7. Great Food, Drink, & Lodging

Eventually, you’ll need to find your way back to civilization for a warm shower, a cold beer and a comfy hotel bed. Redding features a range of cuisine from high-end seafood to laid-back brewpubs. There are plenty of locally operated restaurants and yes, many of them are dog-friendly. Stay in-town at a hotel or ramble out to one of the many clean, well-maintained RV parks.

Redding is truly the epicenter of outdoors adventure—it has some of the very best California wilderness, with the added benefit of more than 300 sunny days per year, laying claim as the sunniest city in the Golden State.

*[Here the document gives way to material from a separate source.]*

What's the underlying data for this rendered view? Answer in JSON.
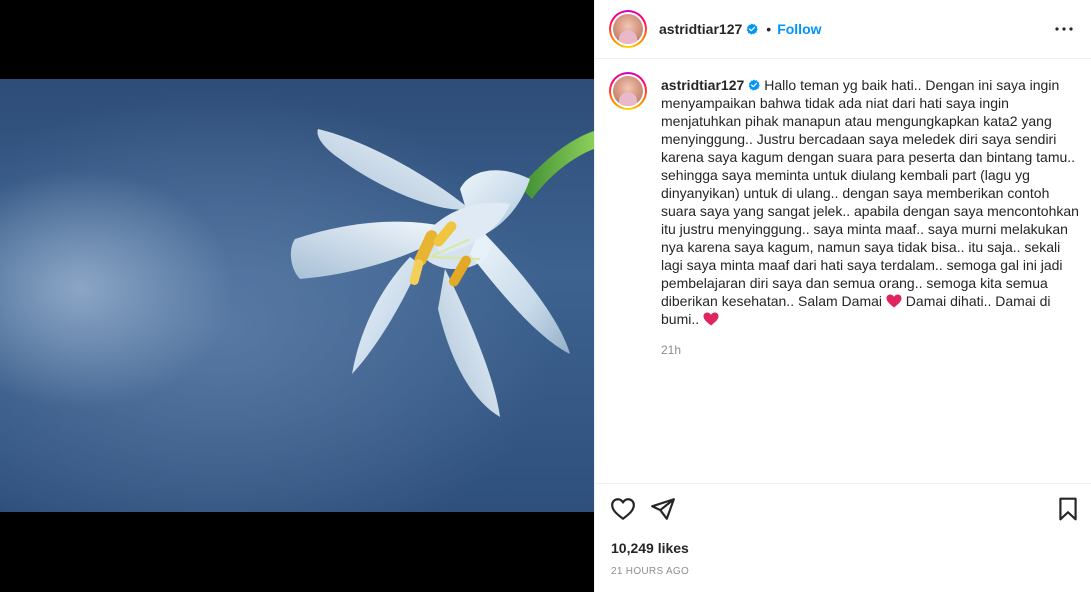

Mountain hikes, vast freshwater lakes, craggy foothills, vanilla-scented pine forests, and the timeless Sacramento River add up to an outdoor playground where the only limit is your imagination.

Written by Ry Glover for RootsRated Media in partnership with Redding CVB.

Featured image provided by Don DeBold